SFC powers allow secret probe
A SECRET investigation is being carried out under sweeping powers granted to the Securities and Futures Commission (SFC).
In reply to a question by Legislative Councillor Chim Pui-chung, who represents the financial services industry, Michael Cartland, secretary for financial services, revealed yesterday that there was an investigation.
It also came to light that the closed-door investigation could have begun as long ago as last July.
Mr Chim asked Mr Cartland how many firms had been investigated under Section 33 of the SFC Ordinance and how many had been formally prosecuted or convicted.
Mr Cartland said that section 33 did not allow for the investigation of companies but Section 29a of the ordinance, introduced last July, did.
Section 33 deals with suspicious share trading activity.
Section 29a gives sweeping powers to investigate when persons concerned with the affairs of a company may have, in relation to its management, engaged in fraudulent acts, misfeasance or other misconduct towards the shareholders.
It allows for the checking of deals and for investigating of company records.
'Since the introduction, the SFC has commenced three investigations,' said Mr Cartland.
'Two of the investigations resulted in high court proceedings which are pending before the court. The one remaining investigation is on-going.' It is known that MKI Corp is under investigation under Section 29a, and an SFC petition to wind-up the company is currently going through the courts.
MKI's 25 per cent associate, Chesterfield, is company number two.
The SFC has taken out injunctions against several people including Arthur Lai Cheuk-kwan, former chairman of MKI, from interfering in the running of Chesterfield.
Court papers confirm the Section 29a status.

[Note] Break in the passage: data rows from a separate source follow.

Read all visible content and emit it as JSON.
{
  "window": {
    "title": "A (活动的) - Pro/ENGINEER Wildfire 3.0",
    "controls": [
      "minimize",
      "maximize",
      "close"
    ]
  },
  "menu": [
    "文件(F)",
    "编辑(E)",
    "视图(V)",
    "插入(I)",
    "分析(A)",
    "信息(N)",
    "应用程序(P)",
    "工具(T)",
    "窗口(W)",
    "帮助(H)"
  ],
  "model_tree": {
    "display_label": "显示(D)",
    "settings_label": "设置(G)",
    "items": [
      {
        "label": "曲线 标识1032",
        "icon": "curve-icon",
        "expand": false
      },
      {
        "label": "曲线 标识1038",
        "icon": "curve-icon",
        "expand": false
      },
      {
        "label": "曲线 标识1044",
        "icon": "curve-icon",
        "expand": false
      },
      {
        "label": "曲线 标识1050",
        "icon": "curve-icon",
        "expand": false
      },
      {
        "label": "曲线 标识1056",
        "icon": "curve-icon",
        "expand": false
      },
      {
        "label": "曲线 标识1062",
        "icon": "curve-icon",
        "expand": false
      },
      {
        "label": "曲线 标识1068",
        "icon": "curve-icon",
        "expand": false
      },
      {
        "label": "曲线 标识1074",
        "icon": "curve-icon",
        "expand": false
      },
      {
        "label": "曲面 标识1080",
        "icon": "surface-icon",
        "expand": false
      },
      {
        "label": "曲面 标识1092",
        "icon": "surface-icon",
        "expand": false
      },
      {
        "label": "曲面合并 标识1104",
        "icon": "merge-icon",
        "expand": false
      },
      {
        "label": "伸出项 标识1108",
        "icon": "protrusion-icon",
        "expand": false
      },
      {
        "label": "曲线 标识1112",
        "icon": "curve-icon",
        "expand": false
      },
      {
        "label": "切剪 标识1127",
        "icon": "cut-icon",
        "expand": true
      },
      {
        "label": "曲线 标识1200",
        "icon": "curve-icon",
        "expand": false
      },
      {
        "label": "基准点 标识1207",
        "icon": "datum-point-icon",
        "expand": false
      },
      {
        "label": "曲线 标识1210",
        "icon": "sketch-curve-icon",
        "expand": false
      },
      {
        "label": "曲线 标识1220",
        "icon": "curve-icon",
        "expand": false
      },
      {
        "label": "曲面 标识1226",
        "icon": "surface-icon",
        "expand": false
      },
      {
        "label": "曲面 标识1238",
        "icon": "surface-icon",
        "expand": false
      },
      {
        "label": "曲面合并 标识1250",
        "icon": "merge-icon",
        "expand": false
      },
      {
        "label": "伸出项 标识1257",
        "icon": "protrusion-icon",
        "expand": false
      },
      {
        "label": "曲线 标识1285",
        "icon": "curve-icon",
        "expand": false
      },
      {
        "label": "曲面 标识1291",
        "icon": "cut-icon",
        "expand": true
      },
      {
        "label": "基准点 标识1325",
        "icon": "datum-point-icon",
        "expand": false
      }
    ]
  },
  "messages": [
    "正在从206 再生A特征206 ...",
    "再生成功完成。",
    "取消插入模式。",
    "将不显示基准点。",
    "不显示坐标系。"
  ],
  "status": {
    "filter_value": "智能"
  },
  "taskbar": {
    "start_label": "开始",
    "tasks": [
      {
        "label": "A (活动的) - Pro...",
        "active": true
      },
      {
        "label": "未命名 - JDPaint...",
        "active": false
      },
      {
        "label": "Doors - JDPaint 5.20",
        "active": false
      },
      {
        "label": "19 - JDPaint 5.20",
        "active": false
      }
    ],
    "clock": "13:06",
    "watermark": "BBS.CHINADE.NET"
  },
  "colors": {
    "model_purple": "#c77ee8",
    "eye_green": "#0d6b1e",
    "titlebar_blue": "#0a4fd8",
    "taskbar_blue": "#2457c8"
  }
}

The investigation into MKI came to light because of a high profile raid on the firm during which officials from the SFC swooped on the firm's office in the Bank of China Tower and seized company books and documents.